*** MATERIAL PROVIDED Section Begins ***

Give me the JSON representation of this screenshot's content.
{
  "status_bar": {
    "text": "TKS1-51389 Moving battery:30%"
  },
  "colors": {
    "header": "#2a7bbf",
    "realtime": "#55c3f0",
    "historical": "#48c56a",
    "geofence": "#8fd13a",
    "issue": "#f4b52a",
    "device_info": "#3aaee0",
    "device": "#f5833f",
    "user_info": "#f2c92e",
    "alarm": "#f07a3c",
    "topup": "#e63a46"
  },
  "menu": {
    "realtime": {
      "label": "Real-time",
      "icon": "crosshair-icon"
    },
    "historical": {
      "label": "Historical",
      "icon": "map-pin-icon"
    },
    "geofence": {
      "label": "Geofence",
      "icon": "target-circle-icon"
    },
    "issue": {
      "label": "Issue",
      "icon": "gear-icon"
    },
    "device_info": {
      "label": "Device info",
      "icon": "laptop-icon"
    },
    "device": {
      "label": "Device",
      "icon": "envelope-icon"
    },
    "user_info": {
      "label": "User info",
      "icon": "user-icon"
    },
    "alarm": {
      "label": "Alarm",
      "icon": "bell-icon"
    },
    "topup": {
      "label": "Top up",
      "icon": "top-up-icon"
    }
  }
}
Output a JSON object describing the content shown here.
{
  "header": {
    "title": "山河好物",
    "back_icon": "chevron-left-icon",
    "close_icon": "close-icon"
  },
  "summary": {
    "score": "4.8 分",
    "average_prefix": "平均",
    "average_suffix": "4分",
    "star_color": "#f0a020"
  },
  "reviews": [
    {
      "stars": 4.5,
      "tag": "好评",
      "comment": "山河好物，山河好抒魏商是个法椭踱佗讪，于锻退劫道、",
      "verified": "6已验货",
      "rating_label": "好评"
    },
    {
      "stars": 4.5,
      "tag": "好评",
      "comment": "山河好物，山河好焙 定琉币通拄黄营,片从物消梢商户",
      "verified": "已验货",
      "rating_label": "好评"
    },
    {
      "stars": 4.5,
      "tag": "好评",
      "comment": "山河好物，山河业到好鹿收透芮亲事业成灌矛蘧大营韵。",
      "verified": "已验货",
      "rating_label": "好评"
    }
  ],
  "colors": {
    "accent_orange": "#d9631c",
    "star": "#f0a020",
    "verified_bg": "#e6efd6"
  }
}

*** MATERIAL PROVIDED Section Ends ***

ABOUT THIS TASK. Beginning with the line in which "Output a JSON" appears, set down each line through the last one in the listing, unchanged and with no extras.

ANSWER SECTION.
Output a JSON object describing the content shown here.
{
  "header": {
    "title": "山河好物",
    "back_icon": "chevron-left-icon",
    "close_icon": "close-icon"
  },
  "summary": {
    "score": "4.8 分",
    "average_prefix": "平均",
    "average_suffix": "4分",
    "star_color": "#f0a020"
  },
  "reviews": [
    {
      "stars": 4.5,
      "tag": "好评",
      "comment": "山河好物，山河好抒魏商是个法椭踱佗讪，于锻退劫道、",
      "verified": "6已验货",
      "rating_label": "好评"
    },
    {
      "stars": 4.5,
      "tag": "好评",
      "comment": "山河好物，山河好焙 定琉币通拄黄营,片从物消梢商户",
      "verified": "已验货",
      "rating_label": "好评"
    },
    {
      "stars": 4.5,
      "tag": "好评",
      "comment": "山河好物，山河业到好鹿收透芮亲事业成灌矛蘧大营韵。",
      "verified": "已验货",
      "rating_label": "好评"
    }
  ],
  "colors": {
    "accent_orange": "#d9631c",
    "star": "#f0a020",
    "verified_bg": "#e6efd6"
  }
}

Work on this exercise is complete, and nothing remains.